At his worst, Tufte is a passionate presenter with a clear cause (although slightly out of touch when it comes to talking web design). At his very best, Tufte has some real knowledge and insight to share about data density, the resolution of paper, clarity, simplicity, sparklines, and a near religious fanaticism targeted at the reduction of ornament in favor of making the content shine. He clearly believes that content is king. And, oh yeah, he likes to show off his original, first print/edition copies of Euclid’s The Elements of Geometry and Galileo’s The Starry Messenger.

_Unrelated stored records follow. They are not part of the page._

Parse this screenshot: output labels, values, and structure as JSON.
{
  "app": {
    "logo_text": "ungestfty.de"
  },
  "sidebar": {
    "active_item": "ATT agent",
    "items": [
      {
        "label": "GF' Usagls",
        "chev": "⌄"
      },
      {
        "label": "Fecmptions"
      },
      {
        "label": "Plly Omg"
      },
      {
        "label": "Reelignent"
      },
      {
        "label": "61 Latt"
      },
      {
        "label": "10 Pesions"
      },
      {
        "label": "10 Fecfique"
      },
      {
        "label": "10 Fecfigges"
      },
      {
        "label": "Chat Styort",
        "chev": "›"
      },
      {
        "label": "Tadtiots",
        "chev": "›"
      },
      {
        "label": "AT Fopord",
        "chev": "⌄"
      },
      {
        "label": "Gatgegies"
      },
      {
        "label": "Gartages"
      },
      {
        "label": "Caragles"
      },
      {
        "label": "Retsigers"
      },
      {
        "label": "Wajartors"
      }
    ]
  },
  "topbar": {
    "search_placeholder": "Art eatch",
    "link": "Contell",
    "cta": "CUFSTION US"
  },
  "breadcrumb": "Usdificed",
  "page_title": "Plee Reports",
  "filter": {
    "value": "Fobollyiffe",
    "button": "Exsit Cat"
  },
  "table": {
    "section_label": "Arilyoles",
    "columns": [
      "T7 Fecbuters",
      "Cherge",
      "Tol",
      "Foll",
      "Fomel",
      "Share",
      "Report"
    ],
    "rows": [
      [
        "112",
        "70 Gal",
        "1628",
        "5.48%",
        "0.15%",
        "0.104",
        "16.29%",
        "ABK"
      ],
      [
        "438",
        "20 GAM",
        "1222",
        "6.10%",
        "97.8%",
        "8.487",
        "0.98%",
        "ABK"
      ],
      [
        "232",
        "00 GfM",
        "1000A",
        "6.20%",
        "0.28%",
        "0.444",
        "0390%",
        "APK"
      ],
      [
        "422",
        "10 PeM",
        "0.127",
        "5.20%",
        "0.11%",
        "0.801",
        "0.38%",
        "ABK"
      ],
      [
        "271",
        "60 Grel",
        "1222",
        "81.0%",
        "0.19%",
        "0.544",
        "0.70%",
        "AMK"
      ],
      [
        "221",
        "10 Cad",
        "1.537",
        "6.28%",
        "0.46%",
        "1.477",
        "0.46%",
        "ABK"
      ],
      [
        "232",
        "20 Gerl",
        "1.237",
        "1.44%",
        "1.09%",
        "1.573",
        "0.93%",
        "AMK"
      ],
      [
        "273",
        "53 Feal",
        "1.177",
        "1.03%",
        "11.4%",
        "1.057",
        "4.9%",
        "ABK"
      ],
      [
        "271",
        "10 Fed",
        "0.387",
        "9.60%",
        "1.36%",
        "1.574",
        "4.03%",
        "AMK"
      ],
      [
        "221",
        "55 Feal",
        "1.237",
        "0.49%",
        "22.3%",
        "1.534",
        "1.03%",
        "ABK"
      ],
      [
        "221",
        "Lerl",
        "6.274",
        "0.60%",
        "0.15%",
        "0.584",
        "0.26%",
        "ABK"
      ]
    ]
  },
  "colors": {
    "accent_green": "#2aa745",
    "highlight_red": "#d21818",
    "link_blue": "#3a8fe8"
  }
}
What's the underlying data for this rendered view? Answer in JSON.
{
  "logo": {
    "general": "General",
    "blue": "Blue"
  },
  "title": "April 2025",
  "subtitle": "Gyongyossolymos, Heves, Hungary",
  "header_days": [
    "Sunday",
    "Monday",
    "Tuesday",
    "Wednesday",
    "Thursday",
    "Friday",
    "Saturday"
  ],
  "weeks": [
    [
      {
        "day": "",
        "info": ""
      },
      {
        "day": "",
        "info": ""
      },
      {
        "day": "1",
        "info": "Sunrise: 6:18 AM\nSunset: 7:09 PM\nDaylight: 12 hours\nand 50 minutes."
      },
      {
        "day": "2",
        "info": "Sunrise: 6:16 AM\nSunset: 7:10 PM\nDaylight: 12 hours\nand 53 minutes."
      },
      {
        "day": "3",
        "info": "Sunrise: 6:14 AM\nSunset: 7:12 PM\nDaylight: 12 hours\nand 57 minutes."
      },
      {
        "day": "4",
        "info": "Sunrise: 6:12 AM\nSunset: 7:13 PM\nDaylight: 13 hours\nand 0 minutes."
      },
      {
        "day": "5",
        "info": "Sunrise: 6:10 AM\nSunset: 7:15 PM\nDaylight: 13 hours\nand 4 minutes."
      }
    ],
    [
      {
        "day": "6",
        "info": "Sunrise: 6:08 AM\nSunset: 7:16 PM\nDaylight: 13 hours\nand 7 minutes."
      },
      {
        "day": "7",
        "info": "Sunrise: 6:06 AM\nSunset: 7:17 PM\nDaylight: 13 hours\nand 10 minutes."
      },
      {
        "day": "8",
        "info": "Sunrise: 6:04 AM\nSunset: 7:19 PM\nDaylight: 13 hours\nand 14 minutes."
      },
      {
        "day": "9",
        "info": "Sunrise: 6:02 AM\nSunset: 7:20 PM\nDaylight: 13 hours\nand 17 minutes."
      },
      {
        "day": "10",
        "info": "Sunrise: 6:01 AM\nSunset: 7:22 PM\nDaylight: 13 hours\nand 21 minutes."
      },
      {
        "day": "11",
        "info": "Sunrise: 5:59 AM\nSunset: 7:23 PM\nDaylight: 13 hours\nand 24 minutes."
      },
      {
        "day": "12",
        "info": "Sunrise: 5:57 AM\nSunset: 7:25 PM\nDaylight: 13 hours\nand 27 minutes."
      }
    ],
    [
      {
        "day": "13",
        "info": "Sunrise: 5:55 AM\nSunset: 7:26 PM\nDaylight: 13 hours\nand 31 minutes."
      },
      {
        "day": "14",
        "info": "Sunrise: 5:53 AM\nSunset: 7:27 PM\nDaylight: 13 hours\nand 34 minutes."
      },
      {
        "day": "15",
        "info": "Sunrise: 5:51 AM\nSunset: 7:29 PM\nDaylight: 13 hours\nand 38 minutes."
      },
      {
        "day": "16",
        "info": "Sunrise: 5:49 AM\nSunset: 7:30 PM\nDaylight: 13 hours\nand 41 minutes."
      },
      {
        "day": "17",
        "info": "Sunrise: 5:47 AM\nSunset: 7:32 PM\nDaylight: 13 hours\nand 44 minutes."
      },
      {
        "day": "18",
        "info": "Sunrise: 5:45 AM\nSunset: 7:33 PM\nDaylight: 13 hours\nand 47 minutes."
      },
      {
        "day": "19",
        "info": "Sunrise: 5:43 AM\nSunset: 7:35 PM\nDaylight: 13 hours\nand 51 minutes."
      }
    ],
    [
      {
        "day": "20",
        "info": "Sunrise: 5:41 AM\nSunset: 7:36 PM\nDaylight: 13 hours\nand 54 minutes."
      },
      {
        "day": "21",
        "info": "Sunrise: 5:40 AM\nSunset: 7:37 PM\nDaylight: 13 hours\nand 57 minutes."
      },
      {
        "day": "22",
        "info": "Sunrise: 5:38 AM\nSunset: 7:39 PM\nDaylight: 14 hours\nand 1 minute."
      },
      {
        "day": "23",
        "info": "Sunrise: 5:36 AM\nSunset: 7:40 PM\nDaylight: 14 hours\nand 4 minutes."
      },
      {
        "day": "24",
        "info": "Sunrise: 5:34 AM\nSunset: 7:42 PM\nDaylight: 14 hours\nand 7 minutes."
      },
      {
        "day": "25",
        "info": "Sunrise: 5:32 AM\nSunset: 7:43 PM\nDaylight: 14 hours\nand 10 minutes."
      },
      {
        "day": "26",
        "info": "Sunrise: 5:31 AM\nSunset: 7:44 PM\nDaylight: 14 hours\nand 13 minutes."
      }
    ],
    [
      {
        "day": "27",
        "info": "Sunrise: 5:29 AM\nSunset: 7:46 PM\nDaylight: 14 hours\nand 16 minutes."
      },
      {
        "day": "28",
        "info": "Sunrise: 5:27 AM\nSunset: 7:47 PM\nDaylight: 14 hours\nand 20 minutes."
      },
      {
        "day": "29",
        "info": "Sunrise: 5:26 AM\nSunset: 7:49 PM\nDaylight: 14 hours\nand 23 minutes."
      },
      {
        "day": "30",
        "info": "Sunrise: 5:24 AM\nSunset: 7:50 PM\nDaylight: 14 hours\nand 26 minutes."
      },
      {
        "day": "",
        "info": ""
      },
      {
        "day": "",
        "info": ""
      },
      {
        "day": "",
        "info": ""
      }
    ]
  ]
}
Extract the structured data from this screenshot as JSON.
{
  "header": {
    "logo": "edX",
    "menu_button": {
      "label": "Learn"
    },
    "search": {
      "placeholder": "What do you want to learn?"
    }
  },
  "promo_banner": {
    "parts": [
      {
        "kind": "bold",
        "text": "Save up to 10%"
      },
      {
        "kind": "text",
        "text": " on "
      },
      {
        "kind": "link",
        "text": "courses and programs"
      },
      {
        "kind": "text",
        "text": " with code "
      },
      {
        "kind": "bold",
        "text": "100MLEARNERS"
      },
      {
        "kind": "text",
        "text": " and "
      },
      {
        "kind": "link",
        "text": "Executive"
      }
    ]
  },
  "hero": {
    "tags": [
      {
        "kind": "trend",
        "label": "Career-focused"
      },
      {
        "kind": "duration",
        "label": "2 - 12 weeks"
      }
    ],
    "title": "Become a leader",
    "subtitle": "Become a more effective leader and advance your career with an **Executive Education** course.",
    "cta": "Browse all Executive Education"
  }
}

He mentioned one thing that I never really thought about in this way before: When most of us think about bad design metaphors, we think of horrible screen interfaces that look like books, or look like desks, or look like television sets. But, the most common metaphor that leads to bad design is mimicking org charts or corporate structure. A design that follows corporate structure “just because” is just as bad as an interface that mimicks a book or a work desk or a television set. But, since the org chart or corporate structure is hidden in the design (unlike a book-like UI where you can see the physical representation of a book), we often don’t think of this type of design as design based on a metaphor.
Some other key takeaways: